You are unlikely to find a definitive answer I'm afraid; this area of toxicity in plants is not clearly catalogued. You might want to read this https://plantsarethestrangestpeople.blogspot.com/2009/02/small-rant-about-plant-toxicity-lists.html which kind of makes that clear.
Tradescantia zebrina contains oxalic acid crystals in its stems (though not the leaves), so it's probably best to assume that Tradescantia generally also contain this. But even if your cat ate the stems, they are unlikely to kill the cat, but would cause a painful mouth and stomach upset and probably require a visit to a vet. The important thing about plants which are toxic because of oxalates is that they are painful to eat, so usually any animal or human that tries the plant stops very quickly because of the feeling you're eating broken glass. Equally, since a cat is largely covered in fur, contact dermatitis is less likely, but make sure your plant is situated somewhere your cat is unlikely to lay on it.
In my experience, adult cats only chew indoor plants if they have no access to outdoors; they do need to eat grass (usually longish grass) periodically, which acts as an emetic to clear fur balls.
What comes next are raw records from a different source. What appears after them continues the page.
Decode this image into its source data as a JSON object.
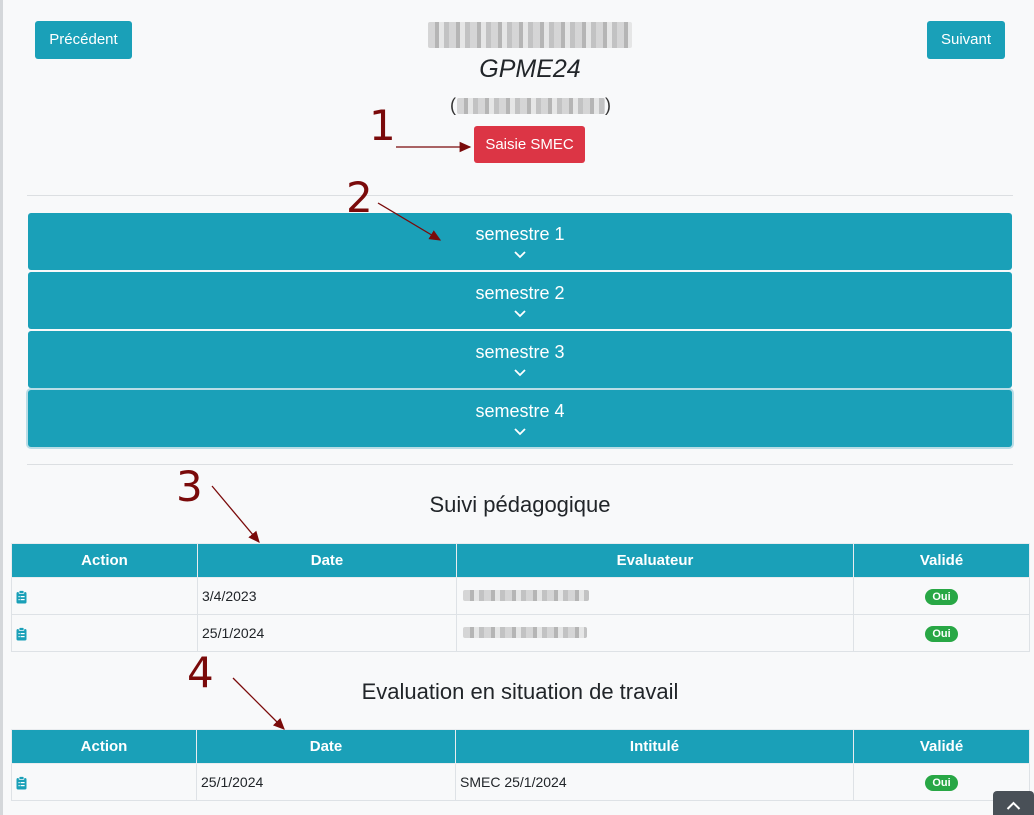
{
  "nav": {
    "prev_label": "Précédent",
    "next_label": "Suivant"
  },
  "header": {
    "code": "GPME24",
    "paren_open": "(",
    "paren_close": ")"
  },
  "smec_button_label": "Saisie SMEC",
  "semesters": [
    {
      "label": "semestre 1"
    },
    {
      "label": "semestre 2"
    },
    {
      "label": "semestre 3"
    },
    {
      "label": "semestre 4"
    }
  ],
  "suivi": {
    "title": "Suivi pédagogique",
    "headers": [
      "Action",
      "Date",
      "Evaluateur",
      "Validé"
    ],
    "rows": [
      {
        "icon": "clipboard-list-icon",
        "date": "3/4/2023",
        "validated": "Oui"
      },
      {
        "icon": "clipboard-list-icon",
        "date": "25/1/2024",
        "validated": "Oui"
      }
    ]
  },
  "evaluation": {
    "title": "Evaluation en situation de travail",
    "headers": [
      "Action",
      "Date",
      "Intitulé",
      "Validé"
    ],
    "rows": [
      {
        "icon": "clipboard-list-icon",
        "date": "25/1/2024",
        "title": "SMEC 25/1/2024",
        "validated": "Oui"
      }
    ]
  },
  "annotations": [
    "1",
    "2",
    "3",
    "4"
  ],
  "colors": {
    "primary": "#1aa0b8",
    "danger": "#dc3545",
    "success": "#28a745",
    "annotation": "#7a0a0a"
  }
}
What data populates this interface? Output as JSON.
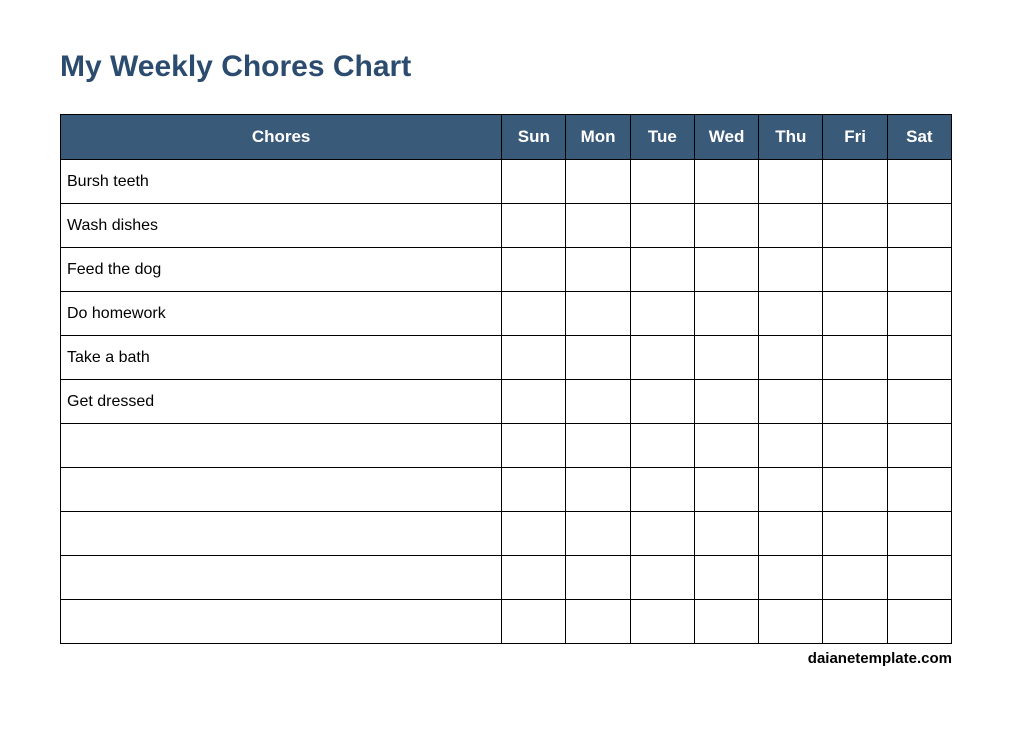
{
  "title": "My Weekly Chores Chart",
  "headers": {
    "chores": "Chores",
    "days": [
      "Sun",
      "Mon",
      "Tue",
      "Wed",
      "Thu",
      "Fri",
      "Sat"
    ]
  },
  "rows": [
    "Bursh teeth",
    "Wash dishes",
    "Feed the dog",
    "Do homework",
    "Take a bath",
    "Get dressed",
    "",
    "",
    "",
    "",
    ""
  ],
  "footer": "daianetemplate.com",
  "colors": {
    "header_bg": "#3a5a7a",
    "title_color": "#2b4c6f"
  }
}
If they can't access grass, they may try houseplants instead, but providing them with cat grass from the pet shop at home should stop this behaviour.